The price of bitcoin has changed dramatically over the past few months. Around September, it virtually exited the bear market it had been in since the previous bubble burst around January 2018 (a technical term for a market dominated by sellers). Since then, the price of Bitcoin has skyrocketed, recording gains that would make most fund managers' careers. Both in the world of traditional banking and the cryptocurrency community, this kind of growth has sparked discussion.
We may be trapped in a hazardous bubble, some people have warned. Are these assertions accurate? Bitcoin's price more than doubled in less than a month after hitting an all-time high of $20,000. In general, assets don't double in value in a month, especially not ones that have previously been around for ten years.
Bank of America's top investment strategist, Michael Hartnett, issued a warning that the entire cryptocurrency industry may be experiencing "the mother of all bubbles." The price of Bitcoin has increased by more than 1000 percent since the year's commencement. Hartnett asserts that this growth is greater and occurring more quickly than well-known bubbles like the dot-com bubble in the late 1990s or the housing bubble before 2008. Although the technological value of this system has been the main driver of Bitcoin's growth, there is no doubt that speculators have entered the game. However, nothing can fully explain that kind of price activity.

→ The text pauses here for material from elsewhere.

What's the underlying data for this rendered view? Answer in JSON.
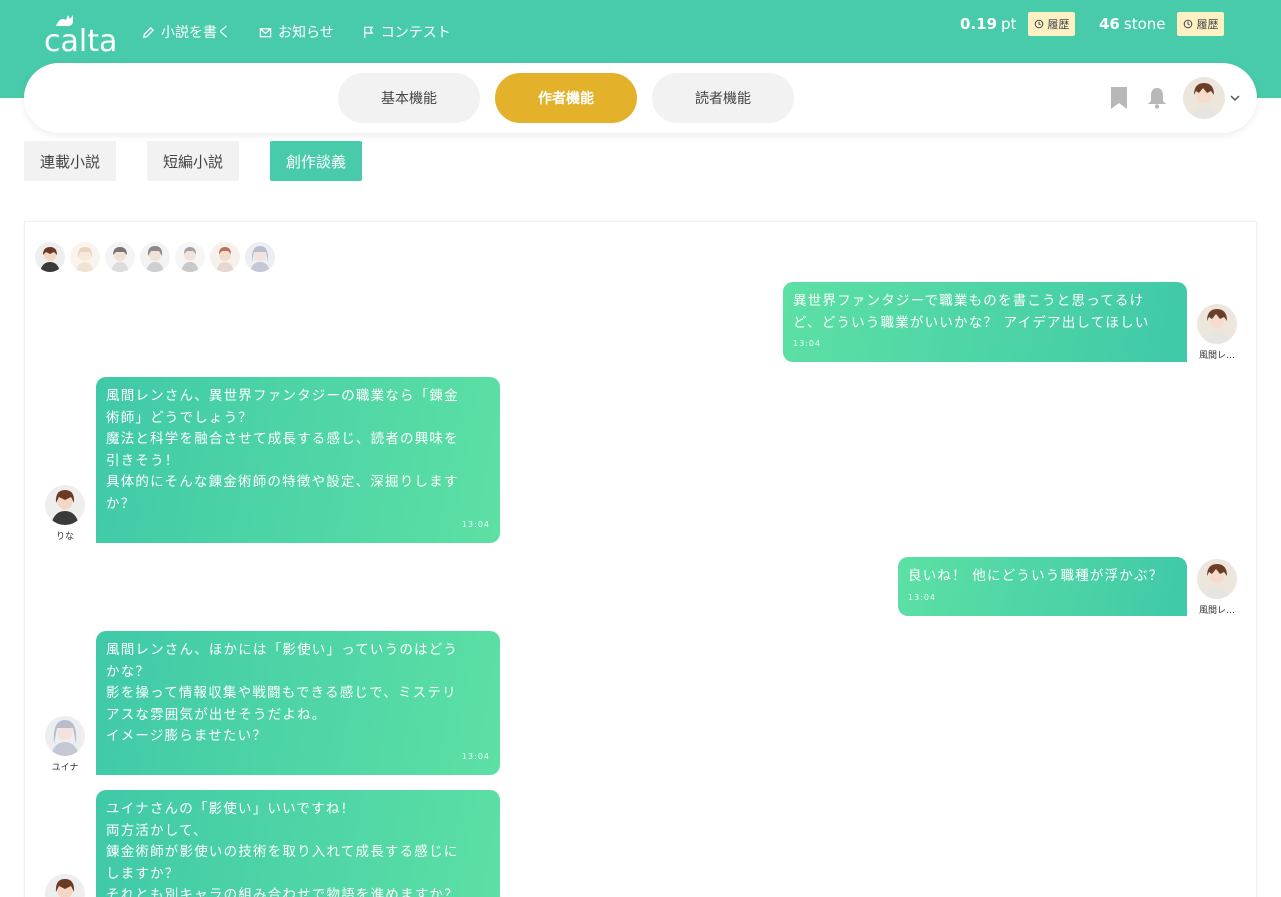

Additionally, Fortune cautioned investors that such a rapid price rise was indicative of bubbles and that it frequently fell much faster than it rose. In this scenario, overconfidence in innovations that may still play a significant role in the future but are not worth what people are willing to pay for them at the peak of excitement would be the source of the bubble.